  • Literary Lothario: Benjamin Schwarz assesses the cultural influence and love life of Martin Amis. (Read more)
  • In the Travel Column, beneath the waves off Block Island, Tristram Korten finds that a modern breed of angler has resurrected the ancient art of spearfishing. (Read more)
  • Vibrated, Not Stirred: Can a tuning fork improve your cocktail? Naturally, Wayne Curtis decides to investigate. (Read more) Plus, a real-life bartender puts the tuning fork to the test ... and opts for the old-fashioned way to mix a cocktail. (Watch video)

And in "The Critics," original fiction by Thomas Pierce, we meet an adolescent film reviewer with a wildly popular online blog--and a highly protective father.
Read more

Finally, the Big Question on our back page: What's the most important Supreme Court case no one's ever heard of? Alan M. Dershowitz, professor at Harvard Law School; Linda Greenhouse, former New York Times Supreme Court correspondent; Harold Hongju Koh, former legal adviser to the State Department; and others weigh in.
Read more
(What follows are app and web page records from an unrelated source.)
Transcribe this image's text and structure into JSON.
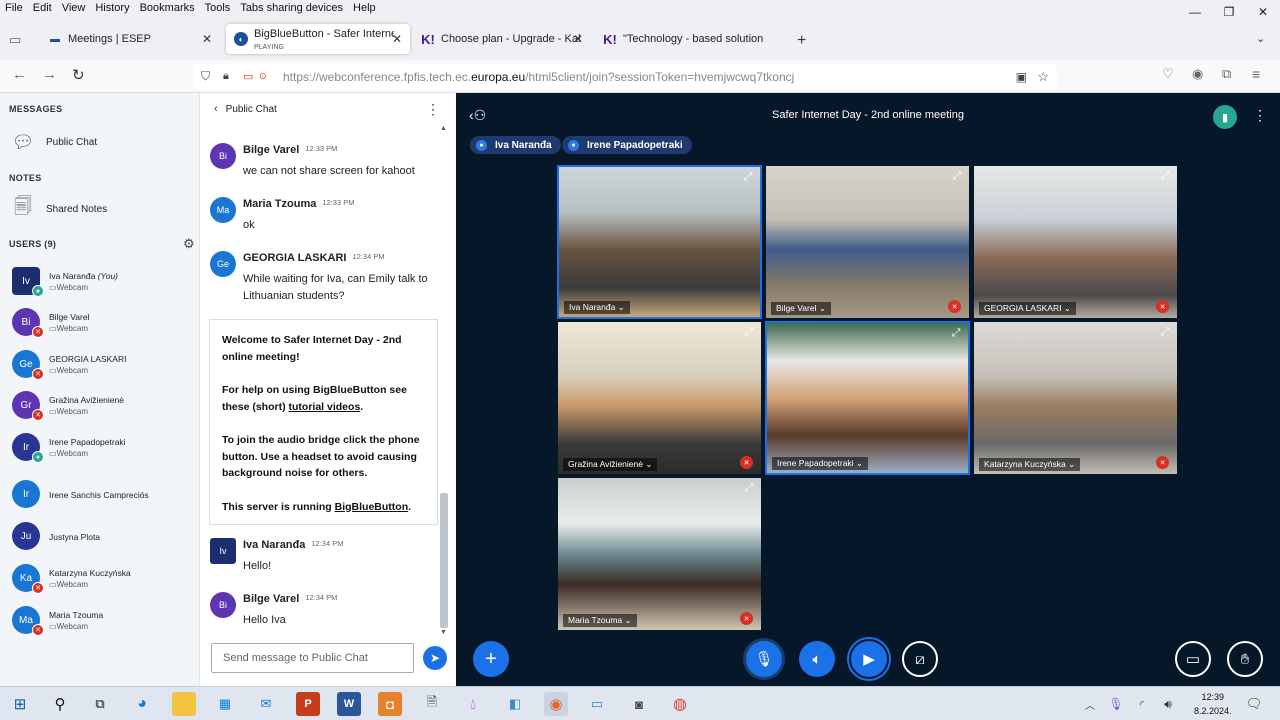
{
  "menu": [
    "File",
    "Edit",
    "View",
    "History",
    "Bookmarks",
    "Tools",
    "Tabs sharing devices",
    "Help"
  ],
  "window_controls": {
    "minimize": "—",
    "restore": "❐",
    "close": "✕"
  },
  "tabs": [
    {
      "title": "Meetings | ESEP",
      "icon": "esep-icon"
    },
    {
      "title": "BigBlueButton - Safer Internet D",
      "sub": "PLAYING",
      "icon": "bbb-icon"
    },
    {
      "title": "Choose plan - Upgrade - Kahoot",
      "icon": "kahoot-icon"
    },
    {
      "title": "\"Technology - based solutions t",
      "icon": "kahoot-icon"
    }
  ],
  "url": {
    "prefix": "https://webconference.fpfis.tech.ec.",
    "host": "europa.eu",
    "suffix": "/html5client/join?sessionToken=hvemjwcwq7tkoncj"
  },
  "sidebar": {
    "messages_header": "MESSAGES",
    "public_chat": "Public Chat",
    "notes_header": "NOTES",
    "shared_notes": "Shared Notes",
    "users_header": "USERS (9)",
    "users": [
      {
        "initials": "Iv",
        "name": "Iva Naranđa",
        "you": "(You)",
        "status": "Webcam",
        "color": "#1c2e6e",
        "square": true,
        "badge": "#26a693"
      },
      {
        "initials": "Bi",
        "name": "Bilge Varel",
        "status": "Webcam",
        "color": "#5e35b1",
        "badge": "#d93025"
      },
      {
        "initials": "Ge",
        "name": "GEORGIA LASKARI",
        "status": "Webcam",
        "color": "#1976d2",
        "badge": "#d93025"
      },
      {
        "initials": "Gr",
        "name": "Gražina Avižienienė",
        "status": "Webcam",
        "color": "#5e35b1",
        "badge": "#d93025"
      },
      {
        "initials": "Ir",
        "name": "Irene Papadopetraki",
        "status": "Webcam",
        "color": "#283593",
        "badge": "#26a693"
      },
      {
        "initials": "Ir",
        "name": "Irene Sanchis Campreciós",
        "status": "",
        "color": "#1976d2"
      },
      {
        "initials": "Ju",
        "name": "Justyna Plota",
        "status": "",
        "color": "#283593"
      },
      {
        "initials": "Ka",
        "name": "Katarzyna Kuczyńska",
        "status": "Webcam",
        "color": "#1976d2",
        "badge": "#d93025"
      },
      {
        "initials": "Ma",
        "name": "Maria Tzouma",
        "status": "Webcam",
        "color": "#1976d2",
        "badge": "#d93025"
      }
    ]
  },
  "chat": {
    "title": "Public Chat",
    "messages_top": [
      {
        "initials": "Bi",
        "name": "Bilge Varel",
        "time": "12:33 PM",
        "text": "we can not share screen for kahoot",
        "color": "#5e35b1"
      },
      {
        "initials": "Ma",
        "name": "Maria Tzouma",
        "time": "12:33 PM",
        "text": "ok",
        "color": "#1976d2"
      },
      {
        "initials": "Ge",
        "name": "GEORGIA LASKARI",
        "time": "12:34 PM",
        "text": "While waiting for Iva, can Emily talk to Lithuanian students?",
        "color": "#1976d2"
      }
    ],
    "welcome": {
      "l1a": "Welcome to ",
      "l1b": "Safer Internet Day - 2nd online meeting!",
      "l2a": "For help on using BigBlueButton see these (short) ",
      "l2link": "tutorial videos",
      "l2b": ".",
      "l3": "To join the audio bridge click the phone button. Use a headset to avoid causing background noise for others.",
      "l4a": "This server is running ",
      "l4link": "BigBlueButton",
      "l4b": "."
    },
    "messages_bottom": [
      {
        "initials": "Iv",
        "name": "Iva Naranđa",
        "time": "12:34 PM",
        "text": "Hello!",
        "color": "#1c2e6e",
        "square": true
      },
      {
        "initials": "Bi",
        "name": "Bilge Varel",
        "time": "12:34 PM",
        "text": "Hello Iva",
        "color": "#5e35b1"
      }
    ],
    "input_placeholder": "Send message to Public Chat"
  },
  "meeting": {
    "title": "Safer Internet Day - 2nd online meeting",
    "talkers": [
      "Iva Naranđa",
      "Irene Papadopetraki"
    ],
    "tiles": [
      {
        "name": "Iva Naranđa",
        "muted": false,
        "active": true
      },
      {
        "name": "Bilge Varel",
        "muted": true
      },
      {
        "name": "GEORGIA LASKARI",
        "muted": true
      },
      {
        "name": "Gražina Avižienienė",
        "muted": true
      },
      {
        "name": "Irene Papadopetraki",
        "muted": false,
        "active": true
      },
      {
        "name": "Katarzyna Kuczyńska",
        "muted": true
      },
      {
        "name": "Maria Tzouma",
        "muted": true
      }
    ]
  },
  "clock": {
    "time": "12:39",
    "date": "8.2.2024."
  }
}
These articles and more are featured in the May issue of The Atlantic, available today, April 25, 2013, on TheAtlantic.com and mobile devices and on newsstands next week.


About The Atlantic

Since its founding in 1857 as a magazine about "the American Idea" that would be of "no party or clique," The Atlantic has been at the forefront of brave thinking in journalism. One of the first magazines to launch on the Web in the early 1990s, The Atlantic has continued to help shape the national debate across print, digital, and event platforms. With the addition of its news- and opinion-tracking site, TheAtlanticWire.com, and now TheAtlanticCities.com on global cities, The Atlantic is a multimedia forum on the most-critical issues of our times, from politics, business, urban affairs, and the economy, to technology, arts, and culture. The Atlantic is the flagship property of Washington, D.C.-based publisher Atlantic Media Company. 

Jump to comments

Press Releases

For media inquiries, please contact:

Anna Bross
The Atlantic
abross@theatlantic.com
202-266-7714

Get Today's Top Stories in Your Inbox (preview)

Sad Desk Lunch: Is This How You Want to Die?

How to avoid working through lunch, and diseases related to social isolation.


Elsewhere on the web

Join the Discussion

After you comment, click Post. If you’re not already logged in you will be asked to log in or register. blog comments powered by Disqus

Video

Where Time Comes From

The clocks that coordinate your cellphone, GPS, and more

Video

Computer Vision Syndrome and You

Save your eyes. Take breaks.

Video

What Happens in 60 Seconds

Quantifying human activity around the world

Writers

Up
Down